I crawl from my tent at 7 a.m. The sun zaps my face as I boil water for coffee. Kelsey is already awake, sitting quietly on the tailgate of his Jeep Patriot, which he has ingeniously transformed into a camper and support vehicle. Every inch of free space in the truck is stuffed with gear -- climbing rope, water jugs, sunscreen, daypacks, maps, sleeping bags, tattered copies of his various books. He has removed the passenger seat and rear seat and fitted it with a plywood platform and a small mattress. He prefers the truck to a tent, he says, because of his grueling schedule -- a week on the trail followed by a week at home in which he madly transcribes the handwritten notes from his backcountry rounds.
Kelsey relays the weather forecast: clear and hot, ideal for a descent into the Black Hole. He laces up a pair of running shoes, his trademark desert footwear, which he buys used a size too large and stuffs with thick insoles for greater shock absorption. We are in no hurry. Best, he says, to let the air warm before immersing ourselves in the cold water in the depths of the canyon.

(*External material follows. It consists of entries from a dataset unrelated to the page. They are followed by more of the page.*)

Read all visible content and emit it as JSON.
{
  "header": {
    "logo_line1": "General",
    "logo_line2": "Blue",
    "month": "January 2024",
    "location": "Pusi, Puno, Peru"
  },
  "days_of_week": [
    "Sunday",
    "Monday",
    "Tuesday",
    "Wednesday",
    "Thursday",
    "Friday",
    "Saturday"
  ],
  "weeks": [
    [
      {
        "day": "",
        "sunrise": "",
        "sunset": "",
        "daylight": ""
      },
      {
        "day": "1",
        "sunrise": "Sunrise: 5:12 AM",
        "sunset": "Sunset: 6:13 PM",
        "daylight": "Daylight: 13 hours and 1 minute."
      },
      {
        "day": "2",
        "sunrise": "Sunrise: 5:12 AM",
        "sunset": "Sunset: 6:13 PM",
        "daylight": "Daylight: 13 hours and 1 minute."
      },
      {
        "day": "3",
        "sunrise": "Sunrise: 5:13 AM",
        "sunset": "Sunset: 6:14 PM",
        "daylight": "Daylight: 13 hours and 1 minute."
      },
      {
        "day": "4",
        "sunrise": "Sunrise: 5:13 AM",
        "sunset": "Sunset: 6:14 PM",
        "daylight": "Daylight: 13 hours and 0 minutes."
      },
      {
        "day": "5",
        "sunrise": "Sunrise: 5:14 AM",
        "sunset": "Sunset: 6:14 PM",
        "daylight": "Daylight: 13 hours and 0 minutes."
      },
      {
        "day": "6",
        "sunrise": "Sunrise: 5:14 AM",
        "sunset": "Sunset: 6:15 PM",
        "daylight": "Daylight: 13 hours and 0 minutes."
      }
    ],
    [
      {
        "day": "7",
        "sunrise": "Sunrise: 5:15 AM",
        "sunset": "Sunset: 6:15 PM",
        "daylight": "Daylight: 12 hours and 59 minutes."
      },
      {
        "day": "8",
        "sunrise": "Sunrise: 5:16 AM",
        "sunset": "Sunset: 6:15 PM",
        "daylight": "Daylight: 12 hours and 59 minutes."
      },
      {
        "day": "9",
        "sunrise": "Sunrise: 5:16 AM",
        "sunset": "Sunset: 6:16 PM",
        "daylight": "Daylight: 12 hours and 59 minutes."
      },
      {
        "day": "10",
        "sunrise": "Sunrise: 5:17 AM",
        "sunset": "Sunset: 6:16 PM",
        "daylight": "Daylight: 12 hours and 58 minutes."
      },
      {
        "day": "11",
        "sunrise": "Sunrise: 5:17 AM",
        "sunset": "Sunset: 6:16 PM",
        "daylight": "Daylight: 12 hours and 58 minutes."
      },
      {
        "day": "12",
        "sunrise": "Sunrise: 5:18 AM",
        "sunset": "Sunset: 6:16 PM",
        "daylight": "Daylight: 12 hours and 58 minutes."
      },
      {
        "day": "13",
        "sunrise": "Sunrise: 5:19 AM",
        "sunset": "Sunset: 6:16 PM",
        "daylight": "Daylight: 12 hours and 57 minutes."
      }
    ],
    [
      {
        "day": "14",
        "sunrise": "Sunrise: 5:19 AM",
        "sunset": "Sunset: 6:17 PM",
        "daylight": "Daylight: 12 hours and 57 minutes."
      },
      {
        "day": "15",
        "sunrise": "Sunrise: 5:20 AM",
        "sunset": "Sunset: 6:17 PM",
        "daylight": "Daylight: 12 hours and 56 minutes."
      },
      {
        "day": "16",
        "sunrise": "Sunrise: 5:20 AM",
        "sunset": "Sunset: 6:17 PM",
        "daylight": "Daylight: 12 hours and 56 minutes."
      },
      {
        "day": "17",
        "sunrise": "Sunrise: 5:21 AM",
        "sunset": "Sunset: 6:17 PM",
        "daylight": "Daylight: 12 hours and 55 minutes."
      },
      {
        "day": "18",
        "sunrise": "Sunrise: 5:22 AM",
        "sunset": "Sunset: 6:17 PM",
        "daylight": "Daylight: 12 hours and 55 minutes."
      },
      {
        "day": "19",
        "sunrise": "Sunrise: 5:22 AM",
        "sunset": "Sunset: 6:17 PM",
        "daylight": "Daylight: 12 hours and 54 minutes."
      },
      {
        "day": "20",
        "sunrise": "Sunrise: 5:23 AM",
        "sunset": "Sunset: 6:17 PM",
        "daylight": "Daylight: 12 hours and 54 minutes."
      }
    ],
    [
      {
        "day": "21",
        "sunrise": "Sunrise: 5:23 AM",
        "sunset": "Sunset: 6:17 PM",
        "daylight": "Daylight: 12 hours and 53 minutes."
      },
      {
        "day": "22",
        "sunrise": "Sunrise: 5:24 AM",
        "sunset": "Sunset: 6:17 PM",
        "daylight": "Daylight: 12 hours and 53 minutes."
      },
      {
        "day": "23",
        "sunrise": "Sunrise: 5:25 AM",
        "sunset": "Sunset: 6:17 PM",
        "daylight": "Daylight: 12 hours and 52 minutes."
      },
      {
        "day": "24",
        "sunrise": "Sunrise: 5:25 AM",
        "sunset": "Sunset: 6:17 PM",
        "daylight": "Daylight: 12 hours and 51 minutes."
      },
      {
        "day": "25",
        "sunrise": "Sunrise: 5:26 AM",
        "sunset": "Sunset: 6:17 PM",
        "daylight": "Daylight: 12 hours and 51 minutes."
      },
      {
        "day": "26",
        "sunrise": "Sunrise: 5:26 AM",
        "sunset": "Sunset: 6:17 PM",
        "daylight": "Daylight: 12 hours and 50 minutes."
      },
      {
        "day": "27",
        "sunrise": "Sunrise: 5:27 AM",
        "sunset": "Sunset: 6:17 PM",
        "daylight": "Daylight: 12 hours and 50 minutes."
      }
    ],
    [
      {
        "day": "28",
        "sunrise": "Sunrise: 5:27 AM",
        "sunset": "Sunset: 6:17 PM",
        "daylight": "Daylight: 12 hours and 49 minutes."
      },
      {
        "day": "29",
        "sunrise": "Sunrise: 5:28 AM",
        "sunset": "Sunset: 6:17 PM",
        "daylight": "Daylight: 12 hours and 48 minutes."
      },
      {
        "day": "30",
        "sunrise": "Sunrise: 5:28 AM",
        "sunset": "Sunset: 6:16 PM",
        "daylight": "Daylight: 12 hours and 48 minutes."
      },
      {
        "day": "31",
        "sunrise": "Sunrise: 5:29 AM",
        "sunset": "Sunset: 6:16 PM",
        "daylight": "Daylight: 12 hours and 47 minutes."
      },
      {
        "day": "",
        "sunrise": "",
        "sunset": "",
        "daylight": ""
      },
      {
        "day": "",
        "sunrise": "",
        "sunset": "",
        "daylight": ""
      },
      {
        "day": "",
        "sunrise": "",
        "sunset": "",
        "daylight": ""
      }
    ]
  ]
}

My decision to defy the bullet-riddled warning at the edge of White Canyon is not entirely blind. My knuckles and shins bear fresh scrapes from the "warm-up" hike we'd taken the previous day through Blue John Canyon, a tangle of beautiful, challenging slots near Hanksville. As we clambered, crawled and stemmed through Blue John, I looked on in awe as the near-septuagenarian negotiated chimneys and massive chokestones with Spider-Man-style acumen. The Blue John complex is perhaps best known as the place where Colorado hiker Aron Ralston was trapped for five grueling days in May 2003. To escape, Ralston had to amputate his lower right arm, which had been pinned under an 800-pound boulder. Kelsey says he was contacted recently by Hollywood filmmakers working on a movie about Ralston's ordeal. I'm not surprised when Kelsey tells me that the filmmakers said that Ralston was toting a copy of his canyon guide.